Excited delirium: Medical emergency – not willful resistance
The ability to think and act quickly when encountering a patient in an excited delirium situation could spell the difference between successful treatment and a lost life
By Lorry Schoenly
Excited delirium, a condition characterized by extreme agitation, hyperactivity, and escalating body temperature, can turn a manageable spaced-out patient into the Incredible Hulk in a split second.
A person with mental illness on one of these illicit drugs could make for a dangerous situation. The ability to think and act quickly in an excited delirium situation could spell the difference between successful treatment and a lost life. Here are the symptoms and treatments for this sometimes lethal condition.
Is this for real?
Although controversy still surrounds this condition, excited delirium is well-documented and continues to be studied by medical experts. The American College of Emergency Physicians affirmed the disorder in 2009. Their conclusion is that the condition needs further study, but is likely caused by stimulant drug abuse, psychiatric disease, psychiatric drug withdrawal or metabolic disorders. Somehow these conditions initiate a cascade of internal chemical processes that shift mental, physical and temperature regulation into overdrive. Experts stress the importance of law enforcement professionals being aware of and alert for the condition, and calling EMS.
What does excited delirium look like?
Unfortunately, excited delirium easily looks like willful resistance and extreme combativeness. That is why so many excited delirium in-custody deaths include the use of a Taser and other uses of force.
Hallmark signs of excited delirium include:
- Extreme agitation – including fear, panic, shouting and violence
- Delirium – hallucinations, disorientation, confusion
- Hyperthermia – elevated body temperature, stripping off clothing to cool down
- Superhuman strength – difficult to restrain and seemingly tireless
One suggested mnemonic to remember the signs of excited delirium is NOT A CRIME, created by emergency physician and EMS medical director Dr. Michael Curtis:
- N: Patient is naked and sweating from hyperthermia
- O: Patient exhibits violence against objects, especially glass
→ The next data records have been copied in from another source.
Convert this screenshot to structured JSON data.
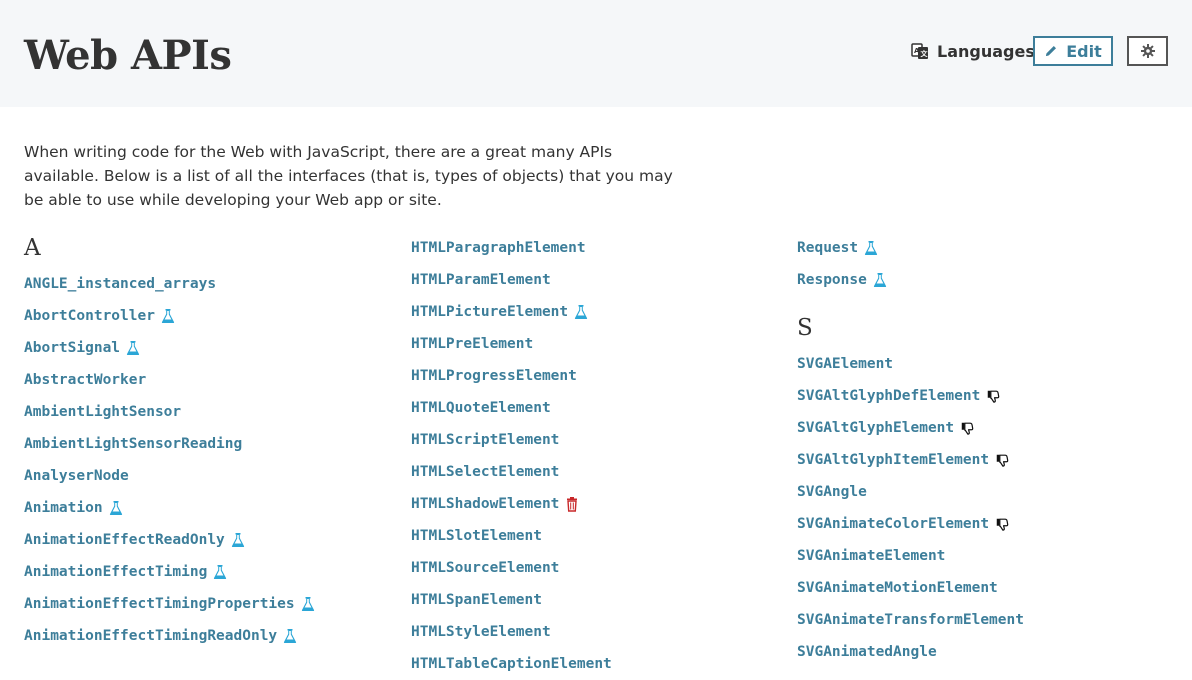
{
  "header": {
    "title": "Web APIs",
    "languages_label": "Languages",
    "edit_label": "Edit"
  },
  "intro": "When writing code for the Web with JavaScript, there are a great many APIs available. Below is a list of all the interfaces (that is, types of objects) that you may be able to use while developing your Web app or site.",
  "columns": {
    "col1": {
      "letter": "A",
      "items": [
        {
          "name": "ANGLE_instanced_arrays",
          "icon": ""
        },
        {
          "name": "AbortController",
          "icon": "experimental-flask-icon"
        },
        {
          "name": "AbortSignal",
          "icon": "experimental-flask-icon"
        },
        {
          "name": "AbstractWorker",
          "icon": ""
        },
        {
          "name": "AmbientLightSensor",
          "icon": ""
        },
        {
          "name": "AmbientLightSensorReading",
          "icon": ""
        },
        {
          "name": "AnalyserNode",
          "icon": ""
        },
        {
          "name": "Animation",
          "icon": "experimental-flask-icon"
        },
        {
          "name": "AnimationEffectReadOnly",
          "icon": "experimental-flask-icon"
        },
        {
          "name": "AnimationEffectTiming",
          "icon": "experimental-flask-icon"
        },
        {
          "name": "AnimationEffectTimingProperties",
          "icon": "experimental-flask-icon"
        },
        {
          "name": "AnimationEffectTimingReadOnly",
          "icon": "experimental-flask-icon"
        }
      ]
    },
    "col2": {
      "items": [
        {
          "name": "HTMLParagraphElement",
          "icon": ""
        },
        {
          "name": "HTMLParamElement",
          "icon": ""
        },
        {
          "name": "HTMLPictureElement",
          "icon": "experimental-flask-icon"
        },
        {
          "name": "HTMLPreElement",
          "icon": ""
        },
        {
          "name": "HTMLProgressElement",
          "icon": ""
        },
        {
          "name": "HTMLQuoteElement",
          "icon": ""
        },
        {
          "name": "HTMLScriptElement",
          "icon": ""
        },
        {
          "name": "HTMLSelectElement",
          "icon": ""
        },
        {
          "name": "HTMLShadowElement",
          "icon": "obsolete-trash-icon"
        },
        {
          "name": "HTMLSlotElement",
          "icon": ""
        },
        {
          "name": "HTMLSourceElement",
          "icon": ""
        },
        {
          "name": "HTMLSpanElement",
          "icon": ""
        },
        {
          "name": "HTMLStyleElement",
          "icon": ""
        },
        {
          "name": "HTMLTableCaptionElement",
          "icon": ""
        }
      ]
    },
    "col3": {
      "items_top": [
        {
          "name": "Request",
          "icon": "experimental-flask-icon"
        },
        {
          "name": "Response",
          "icon": "experimental-flask-icon"
        }
      ],
      "letter": "S",
      "items": [
        {
          "name": "SVGAElement",
          "icon": ""
        },
        {
          "name": "SVGAltGlyphDefElement",
          "icon": "deprecated-thumbs-down-icon"
        },
        {
          "name": "SVGAltGlyphElement",
          "icon": "deprecated-thumbs-down-icon"
        },
        {
          "name": "SVGAltGlyphItemElement",
          "icon": "deprecated-thumbs-down-icon"
        },
        {
          "name": "SVGAngle",
          "icon": ""
        },
        {
          "name": "SVGAnimateColorElement",
          "icon": "deprecated-thumbs-down-icon"
        },
        {
          "name": "SVGAnimateElement",
          "icon": ""
        },
        {
          "name": "SVGAnimateMotionElement",
          "icon": ""
        },
        {
          "name": "SVGAnimateTransformElement",
          "icon": ""
        },
        {
          "name": "SVGAnimatedAngle",
          "icon": ""
        }
      ]
    }
  },
  "colors": {
    "link": "#3d7e9a",
    "flask": "#2ba6d6",
    "trash": "#c8282a",
    "header_bg": "#f5f7f9"
  }
}
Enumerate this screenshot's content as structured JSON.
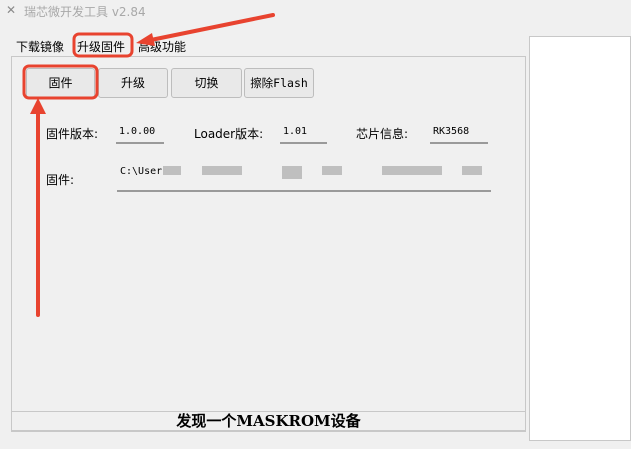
{
  "window": {
    "title": "瑞芯微开发工具 v2.84",
    "icon": "crossed-tools-icon"
  },
  "tabs": [
    {
      "label": "下载镜像",
      "selected": false
    },
    {
      "label": "升级固件",
      "selected": true
    },
    {
      "label": "高级功能",
      "selected": false
    }
  ],
  "toolbar": {
    "firmware_label": "固件",
    "upgrade_label": "升级",
    "switch_label": "切换",
    "erase_label": "擦除Flash"
  },
  "info": {
    "firmware_version_label": "固件版本:",
    "firmware_version_value": "1.0.00",
    "loader_version_label": "Loader版本:",
    "loader_version_value": "1.01",
    "chip_info_label": "芯片信息:",
    "chip_info_value": "RK3568",
    "firmware_path_label": "固件:",
    "firmware_path_value": "C:\\Users"
  },
  "status": {
    "text": "发现一个MASKROM设备"
  },
  "annotation_color": "#e8432f"
}
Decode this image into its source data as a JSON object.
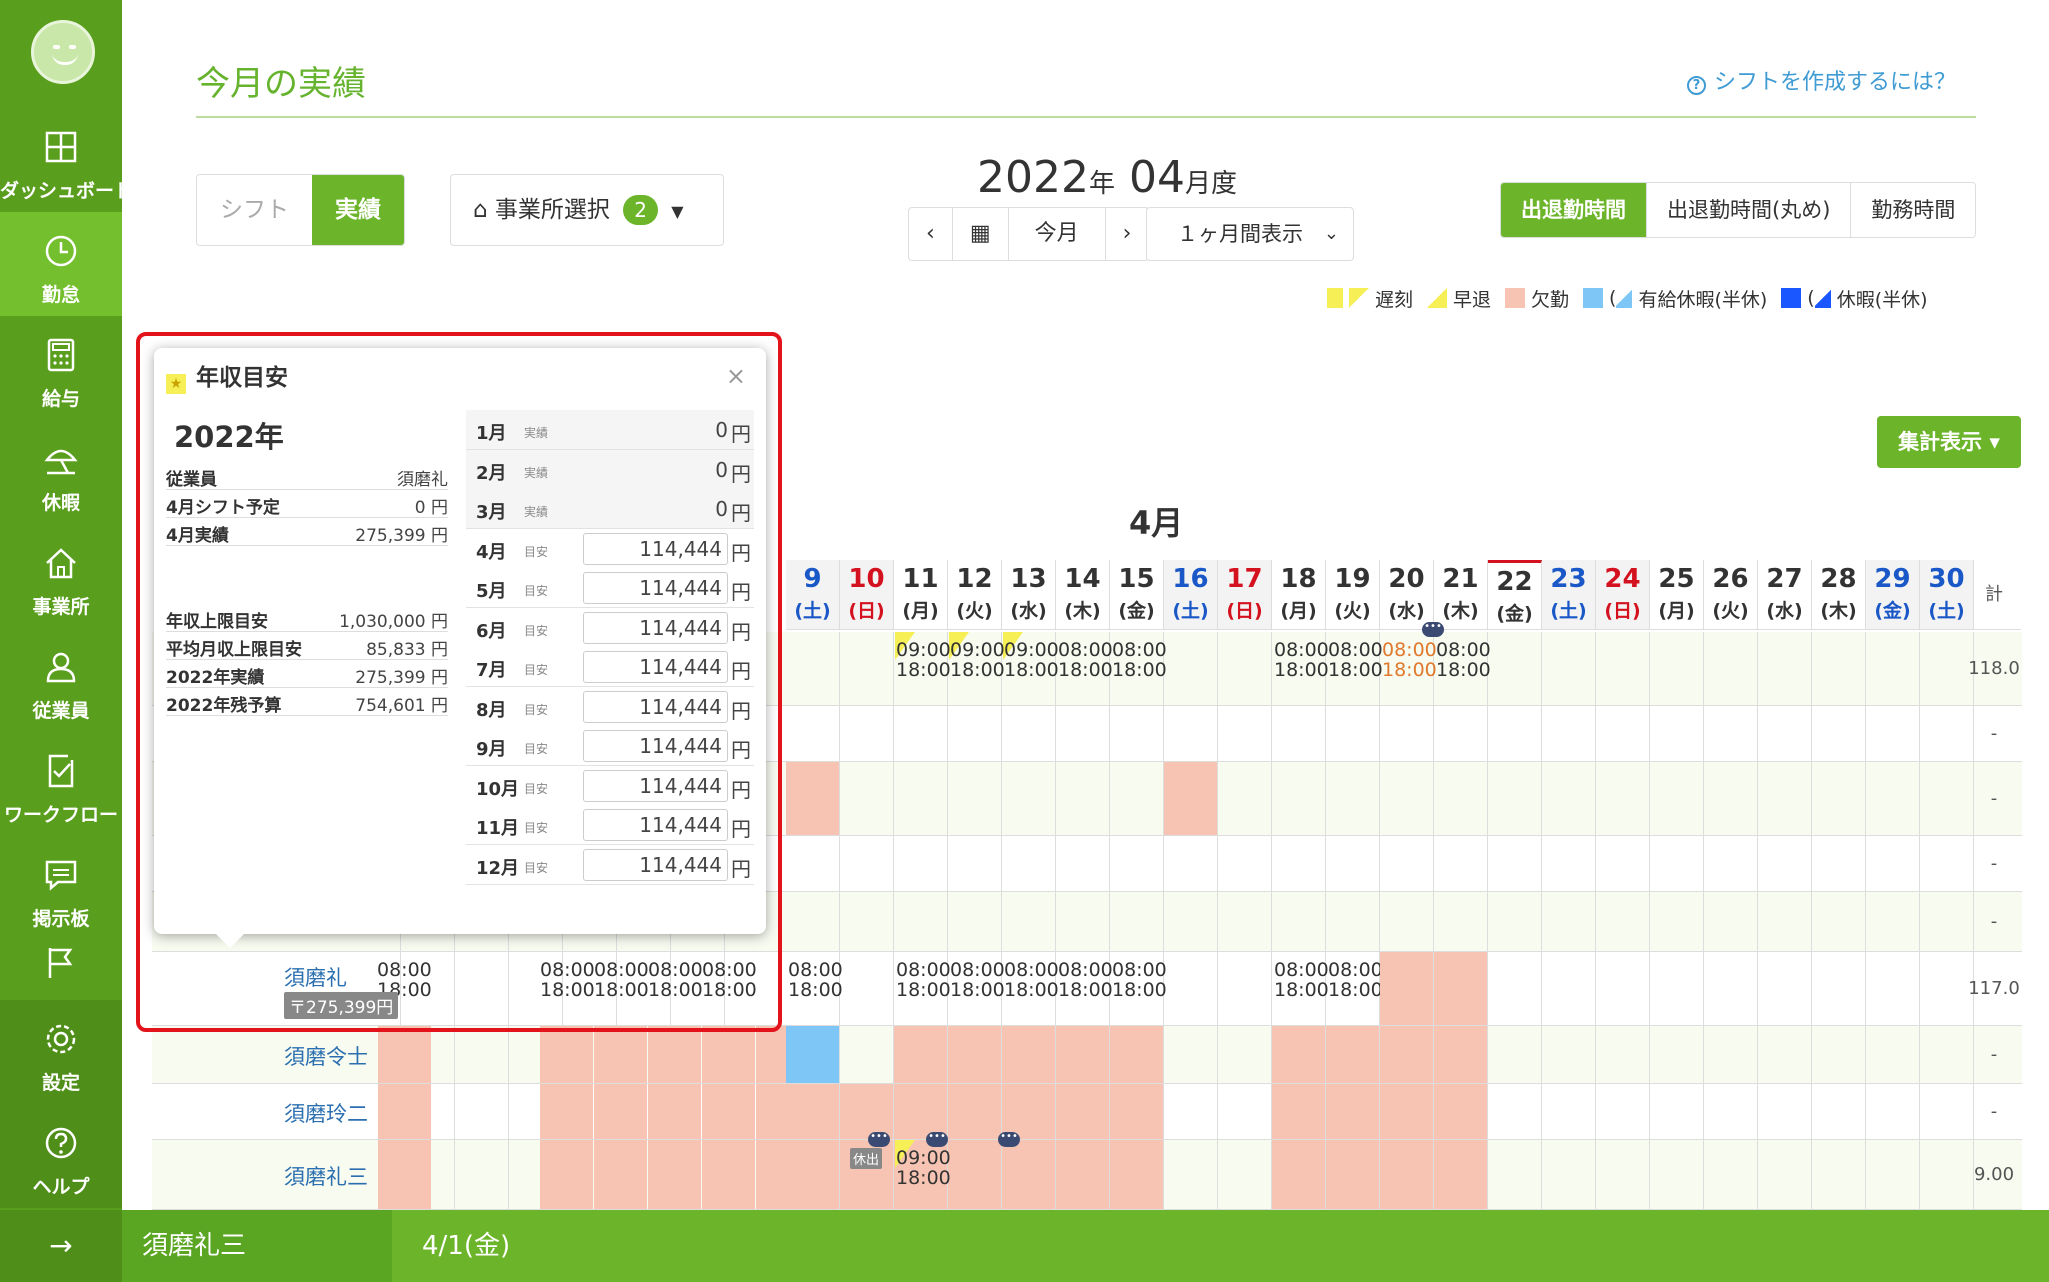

- T: Patient is tough and unstoppable, with superhuman strength and insensitivity to pain
- A: Onset is acute, witness say the patient “just snapped!”
- C: Patient is confused regarding time, place, purpose and perception
- R: Patient is resistant and won’t follow commands to desist
- I: Patient’s speech is incoherent, often with loud shouting and bizarre content
- M: Patient exhibits mental health conditions or makes you feel uncomfortable
- E: EMS should request early backup and rapid transport to the ED
Fast action needed
Excited delirium is a medical emergency and needs medical attention as early as possible. This patient's neurologic and metabolic systems have been supercharged. If the situation is not de-escalated quickly and the patient does not receive rapid medical intervention they may die of respiratory or cardiac arrest.
Chemical sedation is needed as quickly as possible to reduce the risk of impending death. Available medical personnel need to be called to the scene and a rapid sedation protocol initiated. While outside paramedics are on the way, intramuscular medication is needed to sedate the individual. Some success has been seen with sedatives and antipsychotics, but these take 10-15 minutes to start working.
Ketamine is a faster and more effective sedative for excited delirium. Intramuscular ketamine should be used as an anesthetic/sedative as soon as possible after the patient is physically restrained. Once sedated the patient needs transport to and close medical monitoring at the emergency department.
Best outcomes for excited delirium patients
Unfortunately, up to 250 people die as a result of excited delirium each year in the U.S.; an estimated 8-14 percent of those with the condition. Early detection and intervention can reduce this number.
Do you have an excited delirium protocol in place? Have you experienced a situation that might have been excited delirium? Share your tips and experiences in the comments section of this column.
About the author
Dr. Schoenly has been a nurse for 30 years and is currently specializing in correctional healthcare. She is an author and educator seeking to improve patient safety and professional nursing practice behind bars. Her web-presence, Correctional Nurse, provides information and support to those working in correctional health care. Her books, Essentials of Correctional Nursing and The Correctional Health Care Patient Safety Handbook are available in print and digital on Amazon.